WHO IS an Asian? What Americans can call themselves Hispanic? Who has the right to call himself disadvantaged? An affirmative-action brouhaha being played out in San Francisco's Fire Department prompts a broader rethinking of this problematic approach to racial justice.
Some of what's being reported is pure ethnic fraud -- white firemen calling themselves black, a Portuguese-American trying to slip by as Asian. More troubling, there's also a new ethnic vigilantism. Certified Hispanics discover themselves relabeled as white and left off fire-department promotion lists. A black woman's ethnicity is questioned because she's light-skinned.
This sudden interest in roots, real and phony, has a simple enough explanation: Jobs are at stake. The temptation to lie outright about one's past has to be great when careers are made to turn, not on personal competence but on ethnic identity. If that's how the game is played, the cynics say, we'll bend the rules.
Factionalism, both between and among racial and ethnic groups, becomes almost inevitable when the fact of being Hispanic or black or Asian means better treatment. That's one reason why, until the mid-1960s, promoting civil rights meant not inquiring whether someone was black or Moslem or Vietnamese.
In San Francisco, the trouble began three years ago when the Fire Department settled a discrimination suit. The department agreed that minorities would receive preferences in hiring and promotion, a common enough way of trying to right past wrongs.
Last year, three self-described Hispanics outscored Capt. Peter Roybal on a civil-service test for promotion. Mr. Roybal, a Mexican-American who needed an affirmative-action nudge to get his promotion, reported them to the Civil Service Commission as fake Hispanics.

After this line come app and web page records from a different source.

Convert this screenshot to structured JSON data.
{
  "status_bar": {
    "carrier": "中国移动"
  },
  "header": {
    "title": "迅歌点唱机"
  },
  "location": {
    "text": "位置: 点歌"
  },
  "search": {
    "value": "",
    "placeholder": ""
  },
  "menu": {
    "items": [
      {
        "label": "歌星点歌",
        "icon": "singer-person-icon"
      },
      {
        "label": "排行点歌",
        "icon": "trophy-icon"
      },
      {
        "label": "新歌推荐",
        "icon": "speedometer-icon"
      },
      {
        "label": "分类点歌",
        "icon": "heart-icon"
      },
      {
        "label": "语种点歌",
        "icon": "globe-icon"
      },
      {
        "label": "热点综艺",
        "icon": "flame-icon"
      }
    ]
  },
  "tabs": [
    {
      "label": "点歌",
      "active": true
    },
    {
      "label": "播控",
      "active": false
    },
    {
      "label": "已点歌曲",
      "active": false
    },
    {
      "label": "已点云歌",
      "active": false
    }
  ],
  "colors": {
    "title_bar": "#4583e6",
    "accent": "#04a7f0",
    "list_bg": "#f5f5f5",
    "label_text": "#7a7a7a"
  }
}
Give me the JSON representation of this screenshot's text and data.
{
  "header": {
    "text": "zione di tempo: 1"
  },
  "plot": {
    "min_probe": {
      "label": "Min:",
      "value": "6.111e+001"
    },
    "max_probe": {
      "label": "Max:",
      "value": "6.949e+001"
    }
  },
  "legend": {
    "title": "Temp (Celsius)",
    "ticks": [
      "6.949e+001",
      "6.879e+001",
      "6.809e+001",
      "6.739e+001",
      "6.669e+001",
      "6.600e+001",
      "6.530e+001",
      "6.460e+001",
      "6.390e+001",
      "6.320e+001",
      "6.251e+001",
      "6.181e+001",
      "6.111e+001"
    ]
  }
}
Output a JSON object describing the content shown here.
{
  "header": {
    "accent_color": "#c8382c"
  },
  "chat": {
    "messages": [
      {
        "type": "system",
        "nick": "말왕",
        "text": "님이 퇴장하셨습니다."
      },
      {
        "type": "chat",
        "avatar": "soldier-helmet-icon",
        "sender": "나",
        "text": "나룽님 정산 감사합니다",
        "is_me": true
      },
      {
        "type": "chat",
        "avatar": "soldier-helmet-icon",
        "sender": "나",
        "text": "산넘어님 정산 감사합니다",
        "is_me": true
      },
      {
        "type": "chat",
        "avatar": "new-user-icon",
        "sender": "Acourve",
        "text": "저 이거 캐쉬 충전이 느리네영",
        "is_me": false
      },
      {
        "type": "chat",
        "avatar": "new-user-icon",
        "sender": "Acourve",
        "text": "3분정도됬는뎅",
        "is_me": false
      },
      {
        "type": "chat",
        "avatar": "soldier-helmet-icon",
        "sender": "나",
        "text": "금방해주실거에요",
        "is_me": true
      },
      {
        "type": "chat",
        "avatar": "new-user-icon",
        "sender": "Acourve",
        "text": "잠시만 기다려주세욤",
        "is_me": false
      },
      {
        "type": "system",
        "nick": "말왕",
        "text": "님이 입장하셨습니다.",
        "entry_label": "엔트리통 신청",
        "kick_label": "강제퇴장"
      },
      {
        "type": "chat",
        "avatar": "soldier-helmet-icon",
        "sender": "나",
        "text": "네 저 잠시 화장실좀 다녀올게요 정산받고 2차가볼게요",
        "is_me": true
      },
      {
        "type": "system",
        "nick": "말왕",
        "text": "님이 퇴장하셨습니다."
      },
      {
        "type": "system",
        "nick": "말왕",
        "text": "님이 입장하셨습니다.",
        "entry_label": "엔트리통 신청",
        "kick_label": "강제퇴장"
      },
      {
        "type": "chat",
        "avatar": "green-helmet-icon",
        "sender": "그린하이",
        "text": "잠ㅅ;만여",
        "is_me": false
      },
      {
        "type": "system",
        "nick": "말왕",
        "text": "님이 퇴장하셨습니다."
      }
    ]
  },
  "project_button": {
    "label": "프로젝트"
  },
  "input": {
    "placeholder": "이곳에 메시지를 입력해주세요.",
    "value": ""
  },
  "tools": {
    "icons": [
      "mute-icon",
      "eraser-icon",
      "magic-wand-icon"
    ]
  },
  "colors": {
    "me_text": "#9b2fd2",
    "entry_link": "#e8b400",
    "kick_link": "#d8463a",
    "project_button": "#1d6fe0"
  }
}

From the evidence at hand, one of the three seems to be a phony: A birth certificate identified him as Italian, not Hispanic. But the case against the other two falls into the ethnic-vigilantism category. Although they are certifiably half-Spanish, that doesn't satisfy Mr. Roybal and his colleagues.
Being Spanish isn't really being Hispanic, Mr. Roybal insists. ''I don't know what [Spanish] culture is, other than what I read in National Geographic. They live a totally white life.''
Because these two men haven't segregated themselves, the argument goes, because they've chosen life in the mainstream, because they don't speak Spanish at home -- because they've lived out the classic immigrants' assimilation story -- they don't deserve help.
Now a group of Hispanic fire fighters has gone a step further: They demand the creation of an ethnic-purity panel, composed of a dozen Latinos, to determine who should be entitled those preferences.
Deciding the politically correct way someone must relate to his culture is deeply troubling business. The witch-hunts these fire-fighters engage in -- insisting that everyone's ethnicity be posted, digging up colleagues' birth certificates -- recall the tactics of McCarthyism. There's more unhappy history to recall: a fundamental evil of both Nazism and apartheid is that these regimes also depended on judgments about social ''purity.'' They made people's fates rest on whether they were Jewish or homosexuals or Gypsies, black or colored or white.
Both regimes had their versions of ethnic-purity panels -- and so did Dixie states, back when Jim Crow laws were in effect. A century ago, when a man named Plessy was turned away from a ''white'' railway car in Louisiana because of race, he challenged the infamous regime of ''separate but equal.'' Plessy's initial argument was that, because he was only one-eighth black, he really belonged to the whites' railway car.
There are, of course, good reasons for the kind of deal the San Francisco Fire Department struck for settling its discrimination case -- reasons for singling out and helping those who have been denied jobs in the past. Moreover, categories like race and ethnicity are often the only way to decide who needs that help.
But, as the current squabbling shows, affirmative action is hardly costless. The underlying problem is how to accomplish its goals while minimizing the hypocrisy as well as the racial and ethnic strife.
Whenever preferences are being awarded, whether to decide on university admissions or TV station licenses or job promotions, questions of the ''ethnic purity'' variety seem inevitably to arise. At the University of California, where I teach, discussions about would-be hires sometimes go like this: Does a Korean ''count'' as an Asian, and do Asians ''count'' for affirmative-action purposes? Does the black son of a well-to-do lawyer count the same, for affirmative-action purposes, as the black son of a laborer?
The only really novel element in the proposal by San Francisco's Hispanic fire-fighters is its up-front-ness. It's a reminder that the old civil-rights fighters were right -- that in the long run, we're better off with a genuinely color-blind society than one that approves stereotypes of ethnic purity. Meanwhile, we're better off suffering with a few fake Hispanics than inventing ways to determine other people's roots.
OC Mr. Kirp teaches public policy at the University of California.